(ii) Sound pressure level exceeding 224 dB (reference 1 μPa at 1 m) for equipment with an operating frequency in the band from 10 kHz to 24 kHz inclusive;
(iii) Sound pressure level exceeding 235 dB (reference 1 μPa at 1 m) for equipment with an operating frequency in the band between 24 kHz and 30 kHz;
(iv) Forming beams of less than 1° on any axis and having an operating frequency of less than 100 kHz;
(v) Designed to operate with an unambiguous display range exceeding 5,120 m; or
(vi) Designed to withstand pressure during normal operation at depths exceeding 1,000 m and having transducers with any of the following:
(A) Dynamic compensation for pressure; or
(B) Incorporating other than lead zirconate titanate as the transduction element;
(12) Parts or components containing piezoelectric materials which are “specially designed” for underwater hardware, equipment, or systems controlled by paragraph (c)(11) of this category;
(13) Tuners having an instantaneous bandwidth of 30 MHz or greater and a tuning speed of 300 microseconds or less to within 10 KHz of desired frequency;
(14) Electronic assemblies and components “specially designed” for missiles, rockets, or UAVs capable of achieving a range of at least 300 km and capable of operation at temperatures in excess of 125 °C (MT);
(15) “Specially designed” hybrid (combined analogue/digital) computers for modeling, simulation, or design integration of systems enumerated in paragraphs (a)(1), (d)(1), (d)(2), (h)(1), (h)(2), (h)(4), (h)(8), and (h)(9) of Category IV or paragraphs (a)(5) and (a)(6) of Category VIII (MT);
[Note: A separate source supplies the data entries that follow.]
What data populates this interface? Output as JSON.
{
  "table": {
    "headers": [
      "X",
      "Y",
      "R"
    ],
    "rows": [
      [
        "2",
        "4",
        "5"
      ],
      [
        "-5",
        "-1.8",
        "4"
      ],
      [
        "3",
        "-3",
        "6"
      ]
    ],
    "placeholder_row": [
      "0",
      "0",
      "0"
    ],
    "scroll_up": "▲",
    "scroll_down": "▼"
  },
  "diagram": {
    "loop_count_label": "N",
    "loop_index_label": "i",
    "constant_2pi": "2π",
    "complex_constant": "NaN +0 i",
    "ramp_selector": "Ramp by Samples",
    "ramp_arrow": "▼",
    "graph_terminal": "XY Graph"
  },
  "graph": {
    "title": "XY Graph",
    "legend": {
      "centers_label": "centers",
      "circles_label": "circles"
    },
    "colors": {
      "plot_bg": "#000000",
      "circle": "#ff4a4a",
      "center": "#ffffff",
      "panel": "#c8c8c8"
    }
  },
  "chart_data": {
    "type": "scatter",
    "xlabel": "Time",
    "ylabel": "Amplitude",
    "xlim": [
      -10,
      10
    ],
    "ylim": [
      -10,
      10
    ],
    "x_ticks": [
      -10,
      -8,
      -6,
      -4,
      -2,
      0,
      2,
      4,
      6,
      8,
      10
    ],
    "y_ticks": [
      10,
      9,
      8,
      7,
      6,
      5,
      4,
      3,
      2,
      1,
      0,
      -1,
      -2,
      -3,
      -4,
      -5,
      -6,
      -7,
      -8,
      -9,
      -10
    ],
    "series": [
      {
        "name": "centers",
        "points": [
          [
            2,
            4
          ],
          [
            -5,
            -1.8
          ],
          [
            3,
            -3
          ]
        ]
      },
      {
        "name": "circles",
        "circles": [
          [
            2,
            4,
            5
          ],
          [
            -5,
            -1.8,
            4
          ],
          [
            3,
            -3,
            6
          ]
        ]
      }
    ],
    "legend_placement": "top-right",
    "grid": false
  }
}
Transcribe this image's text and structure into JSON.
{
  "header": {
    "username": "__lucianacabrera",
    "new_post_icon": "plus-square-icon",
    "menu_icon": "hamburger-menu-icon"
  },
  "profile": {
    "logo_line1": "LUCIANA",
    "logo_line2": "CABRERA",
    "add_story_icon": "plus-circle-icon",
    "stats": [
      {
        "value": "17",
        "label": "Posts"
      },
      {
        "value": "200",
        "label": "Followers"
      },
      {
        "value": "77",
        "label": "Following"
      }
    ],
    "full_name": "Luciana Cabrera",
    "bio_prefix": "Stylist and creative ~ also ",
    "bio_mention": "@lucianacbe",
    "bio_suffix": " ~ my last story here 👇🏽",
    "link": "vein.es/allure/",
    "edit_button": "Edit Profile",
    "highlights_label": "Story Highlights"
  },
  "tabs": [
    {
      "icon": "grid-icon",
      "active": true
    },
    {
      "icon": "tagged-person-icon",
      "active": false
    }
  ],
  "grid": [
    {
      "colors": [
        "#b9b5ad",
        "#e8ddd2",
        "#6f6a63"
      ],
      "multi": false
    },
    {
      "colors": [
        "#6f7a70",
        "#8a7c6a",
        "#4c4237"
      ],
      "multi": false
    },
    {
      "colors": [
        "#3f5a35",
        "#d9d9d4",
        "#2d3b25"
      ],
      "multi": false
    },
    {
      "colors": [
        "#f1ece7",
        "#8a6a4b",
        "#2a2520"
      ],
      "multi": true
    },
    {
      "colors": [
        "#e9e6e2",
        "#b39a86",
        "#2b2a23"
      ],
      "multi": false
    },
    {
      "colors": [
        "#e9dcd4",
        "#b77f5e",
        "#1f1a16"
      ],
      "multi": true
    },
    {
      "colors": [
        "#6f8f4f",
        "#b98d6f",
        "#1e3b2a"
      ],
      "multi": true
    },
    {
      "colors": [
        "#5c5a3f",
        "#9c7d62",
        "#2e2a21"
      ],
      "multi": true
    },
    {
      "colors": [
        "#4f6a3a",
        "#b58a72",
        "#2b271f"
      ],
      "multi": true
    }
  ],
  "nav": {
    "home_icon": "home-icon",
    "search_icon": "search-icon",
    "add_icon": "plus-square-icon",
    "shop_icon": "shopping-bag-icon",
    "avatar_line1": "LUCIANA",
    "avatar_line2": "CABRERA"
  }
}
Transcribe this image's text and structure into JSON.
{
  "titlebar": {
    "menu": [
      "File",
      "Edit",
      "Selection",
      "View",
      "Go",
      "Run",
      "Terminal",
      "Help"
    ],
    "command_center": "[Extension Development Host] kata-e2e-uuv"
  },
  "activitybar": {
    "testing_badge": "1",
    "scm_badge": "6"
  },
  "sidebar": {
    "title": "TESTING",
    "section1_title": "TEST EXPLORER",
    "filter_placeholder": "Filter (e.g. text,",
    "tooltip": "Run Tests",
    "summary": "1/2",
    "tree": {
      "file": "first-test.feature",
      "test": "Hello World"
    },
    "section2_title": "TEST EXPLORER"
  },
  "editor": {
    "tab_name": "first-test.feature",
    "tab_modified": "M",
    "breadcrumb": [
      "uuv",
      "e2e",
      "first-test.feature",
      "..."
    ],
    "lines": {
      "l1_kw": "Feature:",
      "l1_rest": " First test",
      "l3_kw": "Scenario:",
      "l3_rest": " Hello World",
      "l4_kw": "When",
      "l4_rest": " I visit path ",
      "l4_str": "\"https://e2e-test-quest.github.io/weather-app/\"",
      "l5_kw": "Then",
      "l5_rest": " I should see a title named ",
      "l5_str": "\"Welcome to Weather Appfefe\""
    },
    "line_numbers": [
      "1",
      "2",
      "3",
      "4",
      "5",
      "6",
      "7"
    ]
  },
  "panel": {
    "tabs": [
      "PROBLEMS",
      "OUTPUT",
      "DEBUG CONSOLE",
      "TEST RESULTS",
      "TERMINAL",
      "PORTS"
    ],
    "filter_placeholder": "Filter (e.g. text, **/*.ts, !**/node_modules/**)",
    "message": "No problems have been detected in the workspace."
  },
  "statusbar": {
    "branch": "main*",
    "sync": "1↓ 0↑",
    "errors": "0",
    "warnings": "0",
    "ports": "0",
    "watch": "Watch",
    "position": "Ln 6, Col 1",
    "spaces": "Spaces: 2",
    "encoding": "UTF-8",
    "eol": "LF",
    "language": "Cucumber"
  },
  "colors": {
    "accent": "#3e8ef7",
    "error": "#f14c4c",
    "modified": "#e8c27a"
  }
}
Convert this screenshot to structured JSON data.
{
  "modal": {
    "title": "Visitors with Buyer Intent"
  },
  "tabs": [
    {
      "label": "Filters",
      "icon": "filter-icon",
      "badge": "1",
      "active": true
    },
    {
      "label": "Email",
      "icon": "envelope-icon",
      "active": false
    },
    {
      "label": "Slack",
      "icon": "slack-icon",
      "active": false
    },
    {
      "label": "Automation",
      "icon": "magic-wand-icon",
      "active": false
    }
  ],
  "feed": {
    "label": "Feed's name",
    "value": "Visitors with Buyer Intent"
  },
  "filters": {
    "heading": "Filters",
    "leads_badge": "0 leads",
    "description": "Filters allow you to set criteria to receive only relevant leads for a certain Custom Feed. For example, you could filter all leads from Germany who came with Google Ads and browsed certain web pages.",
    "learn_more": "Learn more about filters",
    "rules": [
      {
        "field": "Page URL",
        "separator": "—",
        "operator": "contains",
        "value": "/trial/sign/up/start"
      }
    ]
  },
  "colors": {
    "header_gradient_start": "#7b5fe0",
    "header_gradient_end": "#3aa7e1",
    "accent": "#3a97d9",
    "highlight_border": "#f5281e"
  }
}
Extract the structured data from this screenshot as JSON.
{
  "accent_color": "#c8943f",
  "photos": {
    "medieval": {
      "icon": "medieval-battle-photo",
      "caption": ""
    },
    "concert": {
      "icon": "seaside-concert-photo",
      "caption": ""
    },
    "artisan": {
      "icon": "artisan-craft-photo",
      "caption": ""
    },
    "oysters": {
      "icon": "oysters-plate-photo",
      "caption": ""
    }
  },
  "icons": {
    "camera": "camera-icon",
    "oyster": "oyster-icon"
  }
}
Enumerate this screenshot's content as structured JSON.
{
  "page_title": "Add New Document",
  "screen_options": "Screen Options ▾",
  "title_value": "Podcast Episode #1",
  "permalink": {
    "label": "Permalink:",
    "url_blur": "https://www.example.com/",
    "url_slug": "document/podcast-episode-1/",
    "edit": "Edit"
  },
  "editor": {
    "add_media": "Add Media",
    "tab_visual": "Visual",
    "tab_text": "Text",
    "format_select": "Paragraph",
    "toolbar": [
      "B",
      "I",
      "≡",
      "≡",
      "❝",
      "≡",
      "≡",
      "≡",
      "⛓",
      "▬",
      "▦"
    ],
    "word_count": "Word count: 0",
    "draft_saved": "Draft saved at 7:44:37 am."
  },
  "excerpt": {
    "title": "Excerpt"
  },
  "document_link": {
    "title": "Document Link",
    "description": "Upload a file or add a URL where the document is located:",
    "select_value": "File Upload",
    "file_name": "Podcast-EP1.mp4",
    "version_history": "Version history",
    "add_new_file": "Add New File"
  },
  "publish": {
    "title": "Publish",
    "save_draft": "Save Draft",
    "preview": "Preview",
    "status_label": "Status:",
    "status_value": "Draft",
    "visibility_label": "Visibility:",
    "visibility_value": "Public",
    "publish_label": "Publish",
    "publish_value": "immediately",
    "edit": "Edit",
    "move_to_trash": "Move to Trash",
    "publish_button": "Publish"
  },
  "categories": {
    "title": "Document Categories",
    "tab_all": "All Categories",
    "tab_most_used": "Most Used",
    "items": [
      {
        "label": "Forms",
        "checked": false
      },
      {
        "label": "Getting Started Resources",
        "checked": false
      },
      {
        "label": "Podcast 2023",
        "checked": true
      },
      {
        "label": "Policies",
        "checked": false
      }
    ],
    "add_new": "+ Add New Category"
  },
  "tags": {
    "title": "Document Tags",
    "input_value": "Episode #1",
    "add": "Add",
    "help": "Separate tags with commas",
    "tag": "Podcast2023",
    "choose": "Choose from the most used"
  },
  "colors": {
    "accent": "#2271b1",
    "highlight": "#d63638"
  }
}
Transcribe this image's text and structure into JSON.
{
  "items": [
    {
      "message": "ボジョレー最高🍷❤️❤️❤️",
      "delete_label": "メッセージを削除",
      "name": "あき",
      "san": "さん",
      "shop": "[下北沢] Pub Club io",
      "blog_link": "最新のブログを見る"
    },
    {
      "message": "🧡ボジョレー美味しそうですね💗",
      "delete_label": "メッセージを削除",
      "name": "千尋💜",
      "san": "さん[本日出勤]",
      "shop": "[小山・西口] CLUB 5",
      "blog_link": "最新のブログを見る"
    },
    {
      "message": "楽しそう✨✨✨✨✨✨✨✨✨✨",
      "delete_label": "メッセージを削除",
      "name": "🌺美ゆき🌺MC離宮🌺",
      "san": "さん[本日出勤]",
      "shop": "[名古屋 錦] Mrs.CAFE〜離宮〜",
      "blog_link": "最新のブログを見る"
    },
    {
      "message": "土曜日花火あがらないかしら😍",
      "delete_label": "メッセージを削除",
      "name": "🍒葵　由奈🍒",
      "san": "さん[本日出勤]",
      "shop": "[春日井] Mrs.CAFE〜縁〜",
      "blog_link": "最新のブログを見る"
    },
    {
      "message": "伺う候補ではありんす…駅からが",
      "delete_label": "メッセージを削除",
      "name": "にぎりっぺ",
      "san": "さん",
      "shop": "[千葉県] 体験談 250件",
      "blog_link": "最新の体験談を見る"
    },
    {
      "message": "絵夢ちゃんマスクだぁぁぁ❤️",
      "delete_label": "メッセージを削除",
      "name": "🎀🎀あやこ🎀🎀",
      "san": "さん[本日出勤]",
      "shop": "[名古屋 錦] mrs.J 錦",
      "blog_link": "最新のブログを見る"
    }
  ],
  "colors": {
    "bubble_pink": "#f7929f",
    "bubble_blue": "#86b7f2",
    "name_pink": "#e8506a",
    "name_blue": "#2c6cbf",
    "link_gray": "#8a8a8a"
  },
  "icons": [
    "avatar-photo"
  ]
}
(16) Parts, components, or accessories “specially designed” to modify or customize the properties (e.g., operating frequencies, algorithms, waveforms, CODECs, or modulation/demodulation schemes) of a radio or information assurance/information security article controlled in this subchapter beyond what is specified in the public domain or the published product specifications; or
(17) Any part, component, accessory, attachment, equipment, or system that (MT for those articles designated as such):
(i) Is classified;
(ii) Contains classified software; or
(iii) Is being developed using classified information.
(iv) Classified means classified pursuant to Executive Order 13526, or predecessor order, and a security classification guide developed pursuant thereto or equivalent, or to the corresponding classification rules of another government or intergovernmental organization.
(d) Technical data (see § 120.10 of this subchapter) and defense services (see § 120.9 of this subchapter) directly related to the defense articles enumerated in paragraphs (a) through (c) of this category and classified technical data directly related to items controlled in CCL ECCN 9E620 and defense services using the classified technical data. (See § 125.4 of this subchapter for exemptions.) (MT for technical data and defense services related to articles designated as such.)
3. Section 121.8 is amended by revising the section heading and adding paragraph (h) to read as follows:
(h) Equipment is a combination of parts, components, accessories, attachments, firmware, or software that operate together to perform a specialized function of an end-item or a system.
Dated: November 19, 2012.
Andrew J. Shapiro,
Assistant Secretary, Bureau of Political-Military Affairs, Department of State.
[FR Doc. 2012-28477 Filed 11-23-12; 11:15 am]
BILLING CODE 4710-25-P